[Task brief]:
Begin at the line where "Output a JSON" appears and reproduce exactly every line through the end of the data below, both included, skipping pictures.

━━ Information given ━━

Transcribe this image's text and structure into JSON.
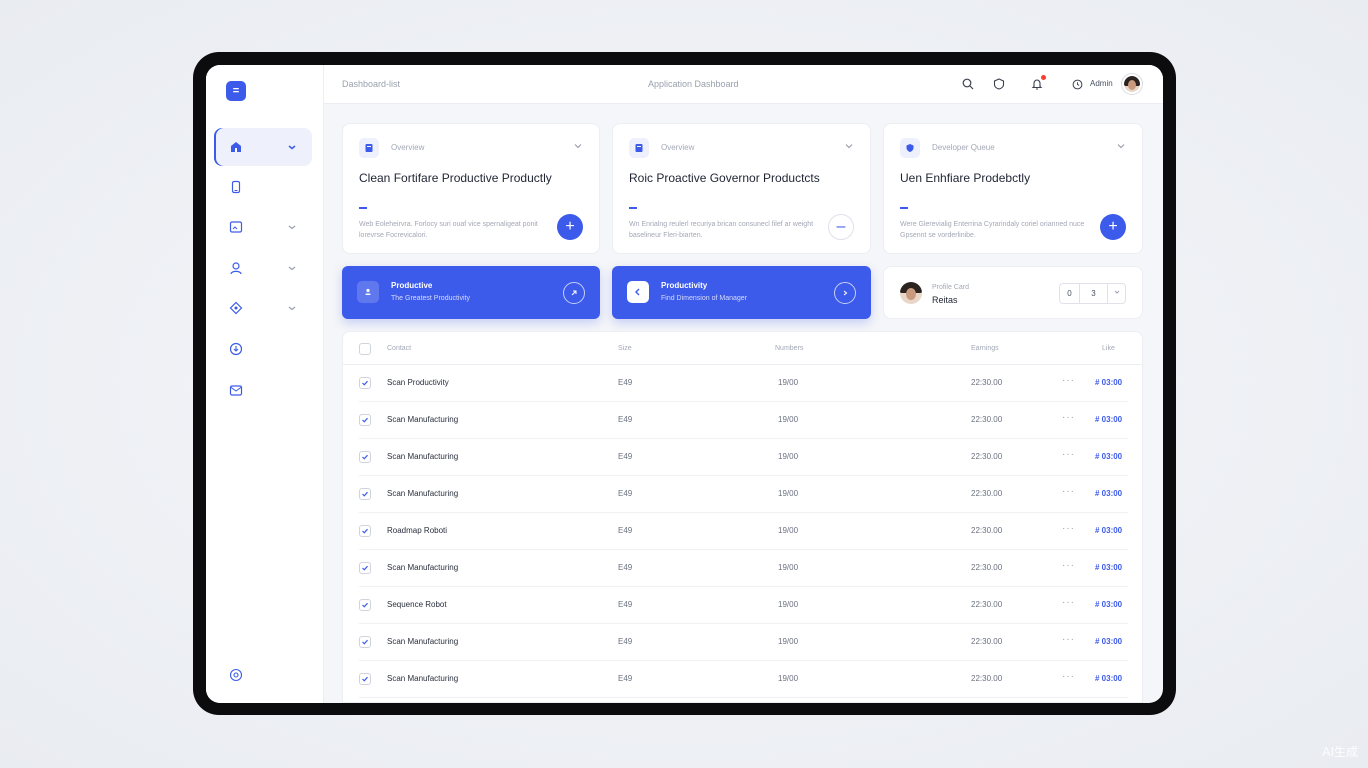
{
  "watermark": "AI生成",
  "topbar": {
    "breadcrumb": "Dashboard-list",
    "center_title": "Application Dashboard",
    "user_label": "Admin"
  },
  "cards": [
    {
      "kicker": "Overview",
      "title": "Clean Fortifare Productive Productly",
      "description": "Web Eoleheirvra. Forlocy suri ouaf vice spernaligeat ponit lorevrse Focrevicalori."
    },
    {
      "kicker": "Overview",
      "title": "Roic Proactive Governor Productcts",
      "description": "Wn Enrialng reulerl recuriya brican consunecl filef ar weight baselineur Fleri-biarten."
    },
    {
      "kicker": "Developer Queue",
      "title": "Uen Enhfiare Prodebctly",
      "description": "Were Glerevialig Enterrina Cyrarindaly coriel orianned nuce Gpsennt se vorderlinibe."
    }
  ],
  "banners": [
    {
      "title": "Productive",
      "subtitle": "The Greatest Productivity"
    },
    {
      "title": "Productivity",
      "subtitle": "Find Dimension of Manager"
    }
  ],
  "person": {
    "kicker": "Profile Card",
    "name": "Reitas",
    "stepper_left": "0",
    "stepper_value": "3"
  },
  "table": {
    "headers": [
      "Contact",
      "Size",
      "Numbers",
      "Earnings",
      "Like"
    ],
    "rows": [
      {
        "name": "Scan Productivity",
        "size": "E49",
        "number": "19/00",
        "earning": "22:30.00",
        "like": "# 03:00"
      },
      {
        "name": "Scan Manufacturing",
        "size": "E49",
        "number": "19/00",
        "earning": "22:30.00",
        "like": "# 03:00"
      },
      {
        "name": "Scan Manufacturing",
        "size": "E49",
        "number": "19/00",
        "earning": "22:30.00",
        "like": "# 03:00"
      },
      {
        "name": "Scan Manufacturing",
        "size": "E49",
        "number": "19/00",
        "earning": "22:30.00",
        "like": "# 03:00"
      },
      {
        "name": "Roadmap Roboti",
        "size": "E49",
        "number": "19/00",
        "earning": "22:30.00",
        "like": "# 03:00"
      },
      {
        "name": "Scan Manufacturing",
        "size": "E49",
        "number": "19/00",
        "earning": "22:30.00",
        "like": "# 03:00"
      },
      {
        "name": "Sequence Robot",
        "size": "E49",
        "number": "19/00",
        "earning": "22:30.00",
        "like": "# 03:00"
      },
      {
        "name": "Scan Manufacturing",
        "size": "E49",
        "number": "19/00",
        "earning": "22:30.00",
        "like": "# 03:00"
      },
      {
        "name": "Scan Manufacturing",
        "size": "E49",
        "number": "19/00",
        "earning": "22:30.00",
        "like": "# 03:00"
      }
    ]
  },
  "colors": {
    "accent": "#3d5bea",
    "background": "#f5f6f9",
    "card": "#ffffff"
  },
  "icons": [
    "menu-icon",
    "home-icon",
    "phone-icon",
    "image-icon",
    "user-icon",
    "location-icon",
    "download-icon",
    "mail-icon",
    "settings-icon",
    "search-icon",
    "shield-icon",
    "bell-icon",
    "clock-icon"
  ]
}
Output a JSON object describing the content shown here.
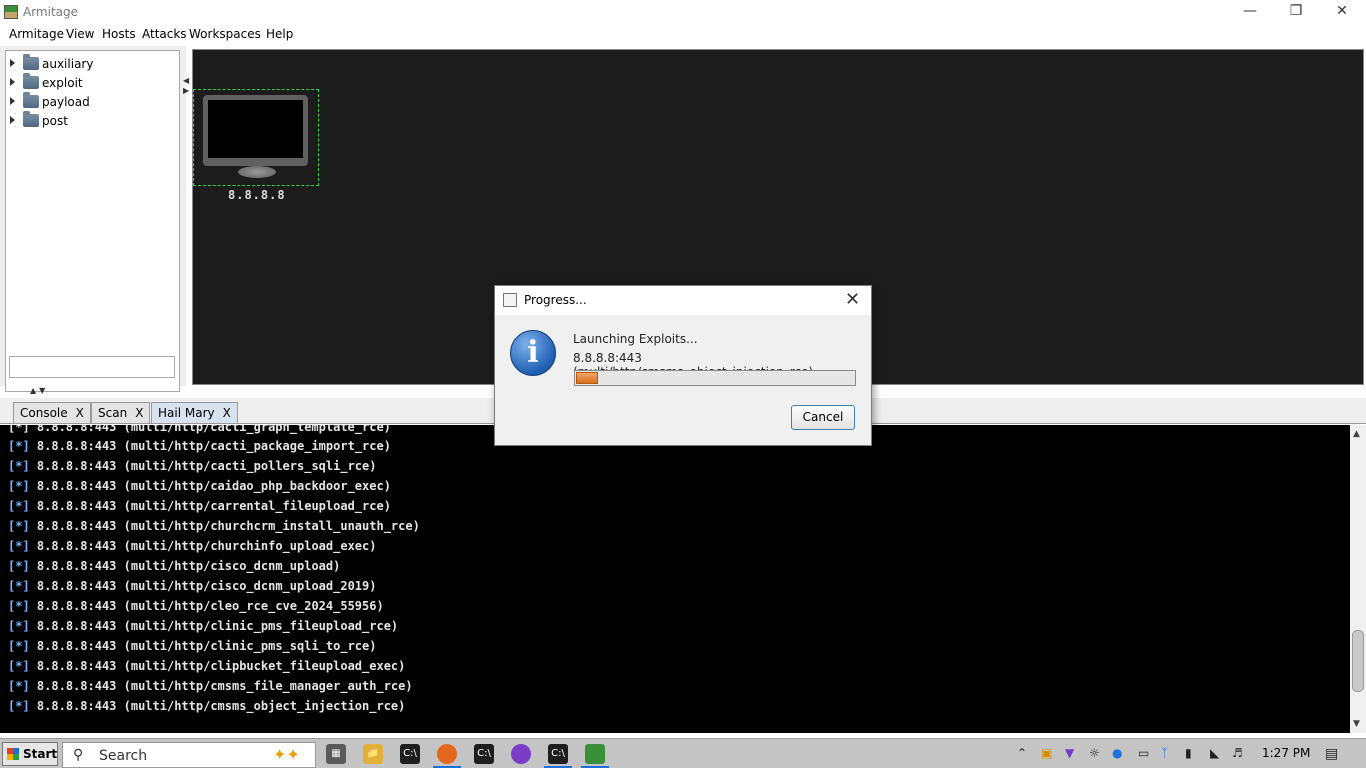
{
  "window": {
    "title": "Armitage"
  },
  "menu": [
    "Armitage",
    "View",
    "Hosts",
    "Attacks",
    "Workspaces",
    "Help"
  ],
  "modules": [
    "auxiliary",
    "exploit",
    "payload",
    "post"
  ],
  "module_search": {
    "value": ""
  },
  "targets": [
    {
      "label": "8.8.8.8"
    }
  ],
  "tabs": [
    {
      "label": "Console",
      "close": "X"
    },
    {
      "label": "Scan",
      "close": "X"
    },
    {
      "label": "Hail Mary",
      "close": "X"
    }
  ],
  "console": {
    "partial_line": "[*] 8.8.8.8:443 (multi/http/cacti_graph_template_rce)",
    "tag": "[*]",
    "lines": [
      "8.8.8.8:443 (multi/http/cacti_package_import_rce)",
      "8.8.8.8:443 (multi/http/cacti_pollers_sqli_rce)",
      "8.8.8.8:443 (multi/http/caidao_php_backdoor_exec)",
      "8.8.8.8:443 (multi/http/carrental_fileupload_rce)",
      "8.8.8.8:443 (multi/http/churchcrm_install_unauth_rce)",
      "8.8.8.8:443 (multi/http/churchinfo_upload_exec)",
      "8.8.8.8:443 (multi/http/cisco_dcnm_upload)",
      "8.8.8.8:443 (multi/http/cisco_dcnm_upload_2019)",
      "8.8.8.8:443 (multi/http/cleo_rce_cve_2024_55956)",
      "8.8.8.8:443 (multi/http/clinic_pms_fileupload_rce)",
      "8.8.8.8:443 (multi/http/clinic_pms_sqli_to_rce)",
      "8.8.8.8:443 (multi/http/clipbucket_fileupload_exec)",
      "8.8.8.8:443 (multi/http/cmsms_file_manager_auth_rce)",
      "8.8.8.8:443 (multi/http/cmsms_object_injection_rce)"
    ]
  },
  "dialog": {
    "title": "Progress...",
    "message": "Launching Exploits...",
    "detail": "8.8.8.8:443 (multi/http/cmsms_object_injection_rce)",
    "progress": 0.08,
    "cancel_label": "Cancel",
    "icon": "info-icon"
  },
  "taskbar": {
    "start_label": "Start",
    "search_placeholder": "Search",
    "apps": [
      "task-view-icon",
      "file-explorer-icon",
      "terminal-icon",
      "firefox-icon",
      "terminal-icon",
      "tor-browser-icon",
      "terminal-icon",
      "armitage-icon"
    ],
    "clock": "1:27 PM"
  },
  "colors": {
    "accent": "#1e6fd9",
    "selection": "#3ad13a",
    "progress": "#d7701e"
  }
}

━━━

[Output for this task]:
Output a JSON object describing the content shown here.
{
  "window": {
    "title": "Armitage"
  },
  "menu": [
    "Armitage",
    "View",
    "Hosts",
    "Attacks",
    "Workspaces",
    "Help"
  ],
  "modules": [
    "auxiliary",
    "exploit",
    "payload",
    "post"
  ],
  "module_search": {
    "value": ""
  },
  "targets": [
    {
      "label": "8.8.8.8"
    }
  ],
  "tabs": [
    {
      "label": "Console",
      "close": "X"
    },
    {
      "label": "Scan",
      "close": "X"
    },
    {
      "label": "Hail Mary",
      "close": "X"
    }
  ],
  "console": {
    "partial_line": "[*] 8.8.8.8:443 (multi/http/cacti_graph_template_rce)",
    "tag": "[*]",
    "lines": [
      "8.8.8.8:443 (multi/http/cacti_package_import_rce)",
      "8.8.8.8:443 (multi/http/cacti_pollers_sqli_rce)",
      "8.8.8.8:443 (multi/http/caidao_php_backdoor_exec)",
      "8.8.8.8:443 (multi/http/carrental_fileupload_rce)",
      "8.8.8.8:443 (multi/http/churchcrm_install_unauth_rce)",
      "8.8.8.8:443 (multi/http/churchinfo_upload_exec)",
      "8.8.8.8:443 (multi/http/cisco_dcnm_upload)",
      "8.8.8.8:443 (multi/http/cisco_dcnm_upload_2019)",
      "8.8.8.8:443 (multi/http/cleo_rce_cve_2024_55956)",
      "8.8.8.8:443 (multi/http/clinic_pms_fileupload_rce)",
      "8.8.8.8:443 (multi/http/clinic_pms_sqli_to_rce)",
      "8.8.8.8:443 (multi/http/clipbucket_fileupload_exec)",
      "8.8.8.8:443 (multi/http/cmsms_file_manager_auth_rce)",
      "8.8.8.8:443 (multi/http/cmsms_object_injection_rce)"
    ]
  },
  "dialog": {
    "title": "Progress...",
    "message": "Launching Exploits...",
    "detail": "8.8.8.8:443 (multi/http/cmsms_object_injection_rce)",
    "progress": 0.08,
    "cancel_label": "Cancel",
    "icon": "info-icon"
  },
  "taskbar": {
    "start_label": "Start",
    "search_placeholder": "Search",
    "apps": [
      "task-view-icon",
      "file-explorer-icon",
      "terminal-icon",
      "firefox-icon",
      "terminal-icon",
      "tor-browser-icon",
      "terminal-icon",
      "armitage-icon"
    ],
    "clock": "1:27 PM"
  },
  "colors": {
    "accent": "#1e6fd9",
    "selection": "#3ad13a",
    "progress": "#d7701e"
  }
}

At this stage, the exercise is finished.